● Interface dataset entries
________________________________________

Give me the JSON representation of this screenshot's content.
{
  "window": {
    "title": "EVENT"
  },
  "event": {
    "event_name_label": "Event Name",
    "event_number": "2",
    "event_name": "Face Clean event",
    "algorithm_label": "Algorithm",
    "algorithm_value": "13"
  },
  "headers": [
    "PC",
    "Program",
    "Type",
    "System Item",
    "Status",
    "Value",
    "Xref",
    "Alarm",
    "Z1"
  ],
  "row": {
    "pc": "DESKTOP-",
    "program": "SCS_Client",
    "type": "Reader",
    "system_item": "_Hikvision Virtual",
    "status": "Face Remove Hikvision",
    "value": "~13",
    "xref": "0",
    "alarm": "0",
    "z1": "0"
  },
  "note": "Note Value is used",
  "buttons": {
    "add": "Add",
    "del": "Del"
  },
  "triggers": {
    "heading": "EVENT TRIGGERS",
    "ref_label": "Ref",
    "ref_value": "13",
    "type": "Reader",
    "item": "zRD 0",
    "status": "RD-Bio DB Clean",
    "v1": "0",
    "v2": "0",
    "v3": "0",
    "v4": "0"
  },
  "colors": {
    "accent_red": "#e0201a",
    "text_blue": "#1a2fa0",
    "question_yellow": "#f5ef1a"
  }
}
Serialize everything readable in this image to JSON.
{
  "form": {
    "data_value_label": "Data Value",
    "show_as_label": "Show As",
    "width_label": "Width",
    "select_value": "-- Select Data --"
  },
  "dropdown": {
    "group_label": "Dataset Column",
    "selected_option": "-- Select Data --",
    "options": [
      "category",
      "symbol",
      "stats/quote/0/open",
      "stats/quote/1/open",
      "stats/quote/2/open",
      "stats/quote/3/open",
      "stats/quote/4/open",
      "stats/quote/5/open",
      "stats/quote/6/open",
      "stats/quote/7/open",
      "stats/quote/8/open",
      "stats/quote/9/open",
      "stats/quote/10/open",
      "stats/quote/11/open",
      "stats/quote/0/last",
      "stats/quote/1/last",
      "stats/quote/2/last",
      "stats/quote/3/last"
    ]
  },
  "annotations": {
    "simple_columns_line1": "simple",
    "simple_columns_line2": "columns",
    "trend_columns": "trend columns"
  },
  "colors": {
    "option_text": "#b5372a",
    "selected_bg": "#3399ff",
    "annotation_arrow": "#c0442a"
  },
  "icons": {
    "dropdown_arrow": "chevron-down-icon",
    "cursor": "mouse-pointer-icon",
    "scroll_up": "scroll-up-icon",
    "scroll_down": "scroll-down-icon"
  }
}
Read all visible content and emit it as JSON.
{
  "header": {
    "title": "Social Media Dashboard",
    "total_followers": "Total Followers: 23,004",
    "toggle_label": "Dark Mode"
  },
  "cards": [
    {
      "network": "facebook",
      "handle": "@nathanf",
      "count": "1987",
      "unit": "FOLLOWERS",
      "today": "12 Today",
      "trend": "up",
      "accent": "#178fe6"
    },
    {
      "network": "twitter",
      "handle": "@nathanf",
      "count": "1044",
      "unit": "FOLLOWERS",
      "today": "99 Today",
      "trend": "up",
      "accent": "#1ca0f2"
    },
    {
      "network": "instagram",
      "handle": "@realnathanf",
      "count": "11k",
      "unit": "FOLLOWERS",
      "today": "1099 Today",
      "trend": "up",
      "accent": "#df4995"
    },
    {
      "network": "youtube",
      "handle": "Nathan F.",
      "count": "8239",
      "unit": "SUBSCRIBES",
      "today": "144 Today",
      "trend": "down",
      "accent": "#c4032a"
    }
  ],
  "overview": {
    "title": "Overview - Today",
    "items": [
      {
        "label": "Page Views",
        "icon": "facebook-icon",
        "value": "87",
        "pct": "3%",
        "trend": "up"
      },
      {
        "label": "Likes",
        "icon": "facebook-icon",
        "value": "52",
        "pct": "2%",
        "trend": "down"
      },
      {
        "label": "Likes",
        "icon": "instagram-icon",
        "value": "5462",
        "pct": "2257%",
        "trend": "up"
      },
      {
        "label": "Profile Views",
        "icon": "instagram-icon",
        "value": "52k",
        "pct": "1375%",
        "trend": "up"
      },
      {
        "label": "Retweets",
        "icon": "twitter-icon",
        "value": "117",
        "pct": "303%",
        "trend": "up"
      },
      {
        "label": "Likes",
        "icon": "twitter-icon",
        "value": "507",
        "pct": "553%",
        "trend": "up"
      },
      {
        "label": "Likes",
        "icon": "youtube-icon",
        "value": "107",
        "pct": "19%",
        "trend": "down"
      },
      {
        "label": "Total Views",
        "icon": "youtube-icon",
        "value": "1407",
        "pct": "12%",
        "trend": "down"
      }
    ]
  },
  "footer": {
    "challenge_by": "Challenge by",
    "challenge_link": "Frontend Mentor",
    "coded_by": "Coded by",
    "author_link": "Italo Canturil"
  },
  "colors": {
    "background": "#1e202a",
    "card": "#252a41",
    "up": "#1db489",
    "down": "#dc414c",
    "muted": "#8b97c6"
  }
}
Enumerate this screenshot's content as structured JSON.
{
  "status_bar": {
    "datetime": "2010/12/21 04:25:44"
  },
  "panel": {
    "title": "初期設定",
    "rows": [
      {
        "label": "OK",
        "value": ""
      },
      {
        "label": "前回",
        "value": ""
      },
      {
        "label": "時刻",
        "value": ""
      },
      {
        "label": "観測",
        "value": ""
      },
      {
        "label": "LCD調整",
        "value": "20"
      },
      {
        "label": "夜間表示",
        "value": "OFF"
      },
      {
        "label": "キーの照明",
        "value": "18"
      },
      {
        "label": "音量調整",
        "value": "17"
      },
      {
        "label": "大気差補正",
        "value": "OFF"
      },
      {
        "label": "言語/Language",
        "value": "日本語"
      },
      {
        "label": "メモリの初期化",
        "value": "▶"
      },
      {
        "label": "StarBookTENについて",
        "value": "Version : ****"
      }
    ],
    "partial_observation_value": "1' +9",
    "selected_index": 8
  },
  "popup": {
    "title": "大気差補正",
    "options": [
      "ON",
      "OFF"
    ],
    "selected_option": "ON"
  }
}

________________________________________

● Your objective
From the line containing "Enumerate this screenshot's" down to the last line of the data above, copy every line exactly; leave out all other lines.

● Task response
Enumerate this screenshot's content as structured JSON.
{
  "status_bar": {
    "datetime": "2010/12/21 04:25:44"
  },
  "panel": {
    "title": "初期設定",
    "rows": [
      {
        "label": "OK",
        "value": ""
      },
      {
        "label": "前回",
        "value": ""
      },
      {
        "label": "時刻",
        "value": ""
      },
      {
        "label": "観測",
        "value": ""
      },
      {
        "label": "LCD調整",
        "value": "20"
      },
      {
        "label": "夜間表示",
        "value": "OFF"
      },
      {
        "label": "キーの照明",
        "value": "18"
      },
      {
        "label": "音量調整",
        "value": "17"
      },
      {
        "label": "大気差補正",
        "value": "OFF"
      },
      {
        "label": "言語/Language",
        "value": "日本語"
      },
      {
        "label": "メモリの初期化",
        "value": "▶"
      },
      {
        "label": "StarBookTENについて",
        "value": "Version : ****"
      }
    ],
    "partial_observation_value": "1' +9",
    "selected_index": 8
  },
  "popup": {
    "title": "大気差補正",
    "options": [
      "ON",
      "OFF"
    ],
    "selected_option": "ON"
  }
}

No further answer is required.